Across all the records, filter for lines with the word "zhhj" and copy them.

######

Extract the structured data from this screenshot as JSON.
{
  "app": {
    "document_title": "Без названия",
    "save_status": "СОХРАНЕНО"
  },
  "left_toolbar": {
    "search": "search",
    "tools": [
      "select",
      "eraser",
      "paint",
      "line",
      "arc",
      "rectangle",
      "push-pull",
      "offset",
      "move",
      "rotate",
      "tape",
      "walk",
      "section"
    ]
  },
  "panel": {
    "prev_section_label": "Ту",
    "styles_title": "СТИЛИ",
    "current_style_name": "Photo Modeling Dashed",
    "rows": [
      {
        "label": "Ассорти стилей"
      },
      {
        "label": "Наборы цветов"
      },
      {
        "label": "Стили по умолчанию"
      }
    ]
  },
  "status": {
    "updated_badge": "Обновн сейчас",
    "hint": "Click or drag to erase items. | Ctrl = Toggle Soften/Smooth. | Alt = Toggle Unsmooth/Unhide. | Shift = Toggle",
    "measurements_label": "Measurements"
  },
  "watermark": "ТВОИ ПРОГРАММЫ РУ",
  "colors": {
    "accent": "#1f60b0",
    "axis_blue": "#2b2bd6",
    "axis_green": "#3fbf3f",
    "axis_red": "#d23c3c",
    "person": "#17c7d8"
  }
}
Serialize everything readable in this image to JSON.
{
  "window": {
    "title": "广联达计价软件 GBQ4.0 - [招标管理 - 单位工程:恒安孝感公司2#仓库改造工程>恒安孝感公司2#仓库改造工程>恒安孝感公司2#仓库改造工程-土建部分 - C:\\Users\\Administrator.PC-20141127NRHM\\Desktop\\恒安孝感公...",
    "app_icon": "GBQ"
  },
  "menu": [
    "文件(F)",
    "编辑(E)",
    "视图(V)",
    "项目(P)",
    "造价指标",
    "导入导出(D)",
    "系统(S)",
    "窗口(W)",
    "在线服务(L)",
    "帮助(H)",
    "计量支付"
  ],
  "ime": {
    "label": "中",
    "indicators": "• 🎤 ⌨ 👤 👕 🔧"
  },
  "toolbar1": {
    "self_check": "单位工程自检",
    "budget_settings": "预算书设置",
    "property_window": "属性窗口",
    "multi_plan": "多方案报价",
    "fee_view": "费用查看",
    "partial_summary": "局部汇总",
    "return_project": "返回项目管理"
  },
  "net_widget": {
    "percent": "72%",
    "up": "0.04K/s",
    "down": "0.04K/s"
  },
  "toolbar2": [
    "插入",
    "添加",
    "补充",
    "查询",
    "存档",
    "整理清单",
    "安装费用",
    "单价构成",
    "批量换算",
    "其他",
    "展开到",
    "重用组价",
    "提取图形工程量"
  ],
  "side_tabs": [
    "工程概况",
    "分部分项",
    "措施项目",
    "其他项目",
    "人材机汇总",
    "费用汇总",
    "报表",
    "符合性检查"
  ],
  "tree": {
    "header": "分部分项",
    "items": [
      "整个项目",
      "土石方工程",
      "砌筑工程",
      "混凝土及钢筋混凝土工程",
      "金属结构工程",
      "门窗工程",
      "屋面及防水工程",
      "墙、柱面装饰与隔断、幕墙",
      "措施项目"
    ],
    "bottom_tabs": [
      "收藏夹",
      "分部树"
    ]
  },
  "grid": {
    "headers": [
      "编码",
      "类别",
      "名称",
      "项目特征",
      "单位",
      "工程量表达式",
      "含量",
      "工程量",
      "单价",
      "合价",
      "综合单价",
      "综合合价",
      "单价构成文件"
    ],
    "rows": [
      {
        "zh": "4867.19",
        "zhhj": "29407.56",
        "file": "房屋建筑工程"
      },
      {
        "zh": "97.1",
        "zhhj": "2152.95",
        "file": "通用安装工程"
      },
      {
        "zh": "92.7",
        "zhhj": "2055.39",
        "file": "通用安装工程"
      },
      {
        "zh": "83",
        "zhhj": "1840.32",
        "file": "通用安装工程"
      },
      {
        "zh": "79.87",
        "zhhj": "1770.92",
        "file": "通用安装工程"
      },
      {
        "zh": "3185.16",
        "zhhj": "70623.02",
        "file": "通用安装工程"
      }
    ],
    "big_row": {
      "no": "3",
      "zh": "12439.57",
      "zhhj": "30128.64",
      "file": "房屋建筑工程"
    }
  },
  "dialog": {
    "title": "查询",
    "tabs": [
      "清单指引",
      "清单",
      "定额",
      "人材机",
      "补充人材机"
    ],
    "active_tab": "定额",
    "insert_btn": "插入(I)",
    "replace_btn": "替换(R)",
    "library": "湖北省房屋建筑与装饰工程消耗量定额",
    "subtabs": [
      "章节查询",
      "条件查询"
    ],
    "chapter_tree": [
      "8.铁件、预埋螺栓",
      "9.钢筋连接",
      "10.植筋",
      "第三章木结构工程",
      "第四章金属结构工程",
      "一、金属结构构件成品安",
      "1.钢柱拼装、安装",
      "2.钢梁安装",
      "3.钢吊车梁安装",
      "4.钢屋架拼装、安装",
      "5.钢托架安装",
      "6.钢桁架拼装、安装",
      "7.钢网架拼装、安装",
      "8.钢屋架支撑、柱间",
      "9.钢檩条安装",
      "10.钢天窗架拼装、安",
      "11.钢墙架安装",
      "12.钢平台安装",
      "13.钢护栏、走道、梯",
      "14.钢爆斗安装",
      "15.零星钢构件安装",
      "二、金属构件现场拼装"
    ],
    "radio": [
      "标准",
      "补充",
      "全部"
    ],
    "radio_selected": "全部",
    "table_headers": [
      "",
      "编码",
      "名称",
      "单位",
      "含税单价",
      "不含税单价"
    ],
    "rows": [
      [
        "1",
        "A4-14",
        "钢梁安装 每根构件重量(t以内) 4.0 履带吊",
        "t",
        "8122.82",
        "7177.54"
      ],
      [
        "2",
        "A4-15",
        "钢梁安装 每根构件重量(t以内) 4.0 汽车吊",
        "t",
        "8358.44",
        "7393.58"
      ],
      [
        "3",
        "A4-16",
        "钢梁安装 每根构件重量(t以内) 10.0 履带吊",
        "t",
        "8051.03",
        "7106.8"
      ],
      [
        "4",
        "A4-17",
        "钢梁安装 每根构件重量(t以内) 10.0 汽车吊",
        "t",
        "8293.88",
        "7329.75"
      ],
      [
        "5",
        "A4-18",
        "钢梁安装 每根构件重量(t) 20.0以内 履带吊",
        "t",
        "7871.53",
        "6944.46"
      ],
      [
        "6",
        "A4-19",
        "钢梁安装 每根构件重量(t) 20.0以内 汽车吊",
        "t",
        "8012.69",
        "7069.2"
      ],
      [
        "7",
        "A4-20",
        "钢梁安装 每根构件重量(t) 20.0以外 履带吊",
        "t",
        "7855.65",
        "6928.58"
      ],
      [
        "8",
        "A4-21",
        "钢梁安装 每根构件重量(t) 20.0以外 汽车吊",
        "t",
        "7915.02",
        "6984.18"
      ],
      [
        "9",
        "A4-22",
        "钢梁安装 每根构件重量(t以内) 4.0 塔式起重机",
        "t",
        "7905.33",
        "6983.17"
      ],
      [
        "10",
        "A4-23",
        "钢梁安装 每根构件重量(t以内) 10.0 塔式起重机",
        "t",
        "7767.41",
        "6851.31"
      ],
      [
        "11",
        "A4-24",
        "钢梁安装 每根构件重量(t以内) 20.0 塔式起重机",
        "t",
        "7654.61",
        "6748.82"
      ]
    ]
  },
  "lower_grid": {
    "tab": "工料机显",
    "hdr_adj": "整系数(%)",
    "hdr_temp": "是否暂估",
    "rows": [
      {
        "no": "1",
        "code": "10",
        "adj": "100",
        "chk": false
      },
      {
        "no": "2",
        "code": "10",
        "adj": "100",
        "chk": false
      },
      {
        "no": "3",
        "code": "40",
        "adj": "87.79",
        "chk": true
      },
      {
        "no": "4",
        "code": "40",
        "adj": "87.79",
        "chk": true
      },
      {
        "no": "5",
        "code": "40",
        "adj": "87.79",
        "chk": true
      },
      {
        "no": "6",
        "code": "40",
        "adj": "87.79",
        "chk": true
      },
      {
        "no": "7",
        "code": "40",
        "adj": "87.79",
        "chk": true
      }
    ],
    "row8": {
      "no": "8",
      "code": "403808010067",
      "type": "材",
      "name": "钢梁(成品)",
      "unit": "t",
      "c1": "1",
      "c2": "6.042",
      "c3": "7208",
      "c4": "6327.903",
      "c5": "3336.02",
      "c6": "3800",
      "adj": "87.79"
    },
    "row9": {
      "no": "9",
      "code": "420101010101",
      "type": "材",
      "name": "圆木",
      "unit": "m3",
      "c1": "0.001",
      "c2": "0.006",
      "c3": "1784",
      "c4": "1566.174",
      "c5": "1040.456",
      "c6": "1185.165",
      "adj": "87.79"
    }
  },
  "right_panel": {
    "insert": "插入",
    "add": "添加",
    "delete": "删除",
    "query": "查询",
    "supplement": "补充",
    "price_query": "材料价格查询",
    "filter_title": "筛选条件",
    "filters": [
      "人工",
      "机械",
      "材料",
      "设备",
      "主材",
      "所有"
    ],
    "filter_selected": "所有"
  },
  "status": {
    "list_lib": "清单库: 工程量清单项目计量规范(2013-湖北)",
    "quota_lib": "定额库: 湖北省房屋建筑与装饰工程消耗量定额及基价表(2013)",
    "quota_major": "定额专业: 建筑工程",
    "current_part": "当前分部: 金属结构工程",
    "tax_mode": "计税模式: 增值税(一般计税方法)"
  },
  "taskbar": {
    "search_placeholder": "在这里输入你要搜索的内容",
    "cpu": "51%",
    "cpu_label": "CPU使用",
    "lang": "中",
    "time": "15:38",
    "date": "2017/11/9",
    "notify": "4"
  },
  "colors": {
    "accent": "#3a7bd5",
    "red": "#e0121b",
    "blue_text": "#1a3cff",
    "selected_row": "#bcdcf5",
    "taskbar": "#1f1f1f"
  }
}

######

■ Answer area
        "zhhj": "29407.56",
        "zhhj": "2152.95",
        "zhhj": "2055.39",
        "zhhj": "1840.32",
        "zhhj": "1770.92",
        "zhhj": "70623.02",
      "zhhj": "30128.64",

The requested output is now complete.